And Now, A Word from Charles
"The fact is if you don't have earmarks you won't actually save money. Money will be appropriated, but the decision as to where the money goes is done by bureaucrat in a Democratic administration."
-- Charles Krauthammer on "Special Report with Bret Baier."
Obama's Day (and Night)
President Obama is in Indonesia today, a twice-delayed visit to the country where he lived from 1967 to 1971 as a boy known as Barry Sotero.
Indonesia is twelve hours ahead of Washington, so the president and first lady have already arrived in Jakarta, now the capital of the world's fourth most populous nation (243 million inhabitants) and the nation with the world's largest Muslim population (203 million Muslims according to a Pew study).

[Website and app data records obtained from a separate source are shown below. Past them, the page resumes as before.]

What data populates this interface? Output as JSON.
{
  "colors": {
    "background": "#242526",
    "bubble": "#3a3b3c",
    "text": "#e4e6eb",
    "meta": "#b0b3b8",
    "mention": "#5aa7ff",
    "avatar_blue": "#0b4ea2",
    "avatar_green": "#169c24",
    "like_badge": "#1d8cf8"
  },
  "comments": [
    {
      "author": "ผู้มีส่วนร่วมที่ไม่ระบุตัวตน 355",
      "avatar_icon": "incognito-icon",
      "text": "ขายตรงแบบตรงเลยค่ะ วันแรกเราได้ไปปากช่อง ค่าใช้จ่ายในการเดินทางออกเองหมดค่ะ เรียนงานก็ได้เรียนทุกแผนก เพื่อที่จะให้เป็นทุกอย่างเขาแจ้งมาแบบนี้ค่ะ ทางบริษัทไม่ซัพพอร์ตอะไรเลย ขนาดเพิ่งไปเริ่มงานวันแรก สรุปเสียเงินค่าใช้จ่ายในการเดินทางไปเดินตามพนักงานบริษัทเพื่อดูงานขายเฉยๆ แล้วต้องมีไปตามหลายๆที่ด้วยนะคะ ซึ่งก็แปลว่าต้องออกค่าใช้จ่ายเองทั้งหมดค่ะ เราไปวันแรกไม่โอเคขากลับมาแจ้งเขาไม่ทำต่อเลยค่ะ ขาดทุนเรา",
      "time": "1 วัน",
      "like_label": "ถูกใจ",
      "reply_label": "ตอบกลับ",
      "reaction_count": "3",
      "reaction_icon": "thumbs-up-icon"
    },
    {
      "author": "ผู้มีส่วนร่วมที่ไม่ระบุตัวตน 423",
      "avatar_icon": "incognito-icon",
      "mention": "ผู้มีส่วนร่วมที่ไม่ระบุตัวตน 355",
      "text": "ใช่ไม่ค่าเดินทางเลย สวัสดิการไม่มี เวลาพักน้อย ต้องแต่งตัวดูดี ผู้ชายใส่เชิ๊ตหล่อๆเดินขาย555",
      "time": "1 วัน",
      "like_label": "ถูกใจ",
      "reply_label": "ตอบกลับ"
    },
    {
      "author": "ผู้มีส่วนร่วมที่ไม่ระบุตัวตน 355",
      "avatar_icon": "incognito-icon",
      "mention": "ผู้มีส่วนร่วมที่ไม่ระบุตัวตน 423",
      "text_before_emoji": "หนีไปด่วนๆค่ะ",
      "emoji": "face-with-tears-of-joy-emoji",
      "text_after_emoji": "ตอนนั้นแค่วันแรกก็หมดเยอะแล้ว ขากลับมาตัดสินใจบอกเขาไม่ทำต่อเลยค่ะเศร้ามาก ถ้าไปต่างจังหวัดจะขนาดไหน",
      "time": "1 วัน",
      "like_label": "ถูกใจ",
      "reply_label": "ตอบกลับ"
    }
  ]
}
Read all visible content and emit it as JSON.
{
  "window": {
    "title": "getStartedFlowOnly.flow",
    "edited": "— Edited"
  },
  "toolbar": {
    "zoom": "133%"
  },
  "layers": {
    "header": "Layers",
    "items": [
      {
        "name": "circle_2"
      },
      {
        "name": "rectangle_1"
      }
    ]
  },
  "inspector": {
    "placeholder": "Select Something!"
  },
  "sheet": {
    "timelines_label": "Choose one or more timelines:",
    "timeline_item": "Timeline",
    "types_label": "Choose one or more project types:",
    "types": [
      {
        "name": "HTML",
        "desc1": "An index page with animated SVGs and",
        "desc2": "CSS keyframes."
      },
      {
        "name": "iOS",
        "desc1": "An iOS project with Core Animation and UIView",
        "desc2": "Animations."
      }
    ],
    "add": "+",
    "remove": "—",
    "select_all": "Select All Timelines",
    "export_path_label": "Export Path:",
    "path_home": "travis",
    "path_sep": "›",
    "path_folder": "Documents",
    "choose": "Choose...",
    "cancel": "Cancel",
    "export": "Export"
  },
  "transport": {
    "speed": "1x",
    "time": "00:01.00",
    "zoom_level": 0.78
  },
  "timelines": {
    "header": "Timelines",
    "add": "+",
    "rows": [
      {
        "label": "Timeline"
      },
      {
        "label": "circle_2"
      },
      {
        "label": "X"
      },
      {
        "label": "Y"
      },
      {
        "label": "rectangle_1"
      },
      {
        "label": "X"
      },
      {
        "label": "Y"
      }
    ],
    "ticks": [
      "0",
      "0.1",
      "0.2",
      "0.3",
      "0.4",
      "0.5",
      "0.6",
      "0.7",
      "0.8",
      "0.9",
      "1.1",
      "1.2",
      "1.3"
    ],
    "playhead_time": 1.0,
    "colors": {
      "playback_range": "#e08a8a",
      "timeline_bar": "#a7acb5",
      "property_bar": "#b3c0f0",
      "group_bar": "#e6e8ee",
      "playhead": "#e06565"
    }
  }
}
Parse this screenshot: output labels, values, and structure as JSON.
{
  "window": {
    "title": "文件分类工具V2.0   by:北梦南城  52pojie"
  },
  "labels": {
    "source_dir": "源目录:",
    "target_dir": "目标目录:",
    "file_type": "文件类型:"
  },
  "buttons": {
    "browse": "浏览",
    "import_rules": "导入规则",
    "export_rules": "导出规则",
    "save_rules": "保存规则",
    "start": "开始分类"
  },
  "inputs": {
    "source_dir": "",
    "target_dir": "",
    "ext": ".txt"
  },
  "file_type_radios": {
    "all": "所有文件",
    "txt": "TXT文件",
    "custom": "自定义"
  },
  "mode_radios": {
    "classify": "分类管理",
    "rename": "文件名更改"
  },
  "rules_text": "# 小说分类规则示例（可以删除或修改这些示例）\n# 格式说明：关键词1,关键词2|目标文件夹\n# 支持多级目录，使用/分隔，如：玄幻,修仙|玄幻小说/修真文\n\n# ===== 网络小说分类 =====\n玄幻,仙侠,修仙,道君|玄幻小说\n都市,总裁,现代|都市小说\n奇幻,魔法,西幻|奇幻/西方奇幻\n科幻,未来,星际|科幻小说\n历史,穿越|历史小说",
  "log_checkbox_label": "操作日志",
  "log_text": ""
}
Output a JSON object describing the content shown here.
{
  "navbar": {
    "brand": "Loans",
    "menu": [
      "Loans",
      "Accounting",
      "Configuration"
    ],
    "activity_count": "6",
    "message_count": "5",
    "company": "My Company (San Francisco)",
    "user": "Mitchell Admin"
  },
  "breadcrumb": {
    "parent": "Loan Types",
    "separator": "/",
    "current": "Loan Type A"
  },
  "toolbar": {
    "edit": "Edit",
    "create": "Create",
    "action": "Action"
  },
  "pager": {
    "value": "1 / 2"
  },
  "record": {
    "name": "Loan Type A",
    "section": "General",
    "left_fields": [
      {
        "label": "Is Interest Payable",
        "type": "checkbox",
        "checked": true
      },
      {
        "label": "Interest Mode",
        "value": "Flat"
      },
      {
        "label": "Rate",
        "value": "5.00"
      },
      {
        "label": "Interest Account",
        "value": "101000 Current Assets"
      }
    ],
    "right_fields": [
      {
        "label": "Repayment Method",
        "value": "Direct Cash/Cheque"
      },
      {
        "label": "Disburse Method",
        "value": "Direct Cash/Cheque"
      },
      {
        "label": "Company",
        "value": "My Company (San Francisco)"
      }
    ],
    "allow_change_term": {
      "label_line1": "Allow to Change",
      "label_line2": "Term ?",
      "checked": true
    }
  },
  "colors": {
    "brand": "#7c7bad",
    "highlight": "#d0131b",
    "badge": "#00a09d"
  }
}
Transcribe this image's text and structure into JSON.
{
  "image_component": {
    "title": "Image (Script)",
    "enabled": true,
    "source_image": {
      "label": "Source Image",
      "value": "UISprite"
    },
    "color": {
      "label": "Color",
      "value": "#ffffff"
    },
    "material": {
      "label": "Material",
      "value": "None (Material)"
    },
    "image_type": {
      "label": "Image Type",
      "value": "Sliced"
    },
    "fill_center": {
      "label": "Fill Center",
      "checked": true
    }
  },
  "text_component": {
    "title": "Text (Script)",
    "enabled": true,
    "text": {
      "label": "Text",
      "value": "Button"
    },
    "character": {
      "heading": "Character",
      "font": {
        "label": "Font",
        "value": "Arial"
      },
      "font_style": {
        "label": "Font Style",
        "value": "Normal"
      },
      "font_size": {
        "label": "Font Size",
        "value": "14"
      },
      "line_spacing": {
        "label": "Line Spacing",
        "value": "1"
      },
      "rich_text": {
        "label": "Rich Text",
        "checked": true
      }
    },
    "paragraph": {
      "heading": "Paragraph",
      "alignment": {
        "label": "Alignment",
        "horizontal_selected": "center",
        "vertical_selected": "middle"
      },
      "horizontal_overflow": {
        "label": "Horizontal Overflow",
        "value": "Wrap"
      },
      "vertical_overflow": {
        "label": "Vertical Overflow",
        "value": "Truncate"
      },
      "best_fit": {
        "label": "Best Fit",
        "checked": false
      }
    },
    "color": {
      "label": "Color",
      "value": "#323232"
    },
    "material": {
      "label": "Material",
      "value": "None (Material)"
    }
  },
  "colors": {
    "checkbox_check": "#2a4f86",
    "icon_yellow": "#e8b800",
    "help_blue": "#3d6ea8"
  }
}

Today, Obama will have the official portion of his visit - a bilateral meeting and press conference with President Susilo Bambang Yudhoyono and then a state dinner at the presidential palace.
Obama is scheduled for another address to the Muslim world on Wednesday, but his plans are, ahem, clouded. A large cloud of volcanic ash from a recent eruption may force the presidential caravan to leave early for Seoul, where Obama will attend a G20 trade meeting.
Vice President Biden is meeting today with former Republican Sen. Chuck Hagel of Nebraska, who is playing an increasingly important role in the administration's foreign policy and national security apparatus.
The chances of Hagel playing an official role - like perhaps secretary of Defense - seems to be on the rise. Hagel has renounced even his tepid Republicanism of the past, so an appointment wouldn't draw much water on the right. But the press loves the "iconoclastic" former senator and would give Obama big bipartisan points for such a pick.
House GOP Looking for a Way Around Bachmann?
Rep. Michele Bachmann (R-MN) wants to be the fourth-ranking Republican in the House, arguing that she can be a "bridge" to the Tea Party and establish credibility for the leadership with the largest Republican freshman class in more than 60 years.
But Bachmann is also prone to controversy and her cable news sparring sessions with Chris Matthews would bring headaches Republican leaders would like to avoid.
Leaders may have a more direct path to spanning the Tea Party gap in mind. FOX News has learned that the Republican transition office has tapped incoming Rep. Kristi Noem (R-SD) to fill a new leadership spot. Noem's position would be subsequently filled by election among freshmen Republicans. But leaders picking Noem to be part of the transition team says a lot - she's young (38) and a favorite of the Tea Party movement, which helped her unseat Rep. Stephanie Herseth Sandlin.
While Bachmann and Rep. Jeb Hensarling (R-TX) will fight it out next week to see who will lead the House Republican Caucus, Noem may be helping John Boehner's team make the kind of connections with the freshman class they'll need to govern.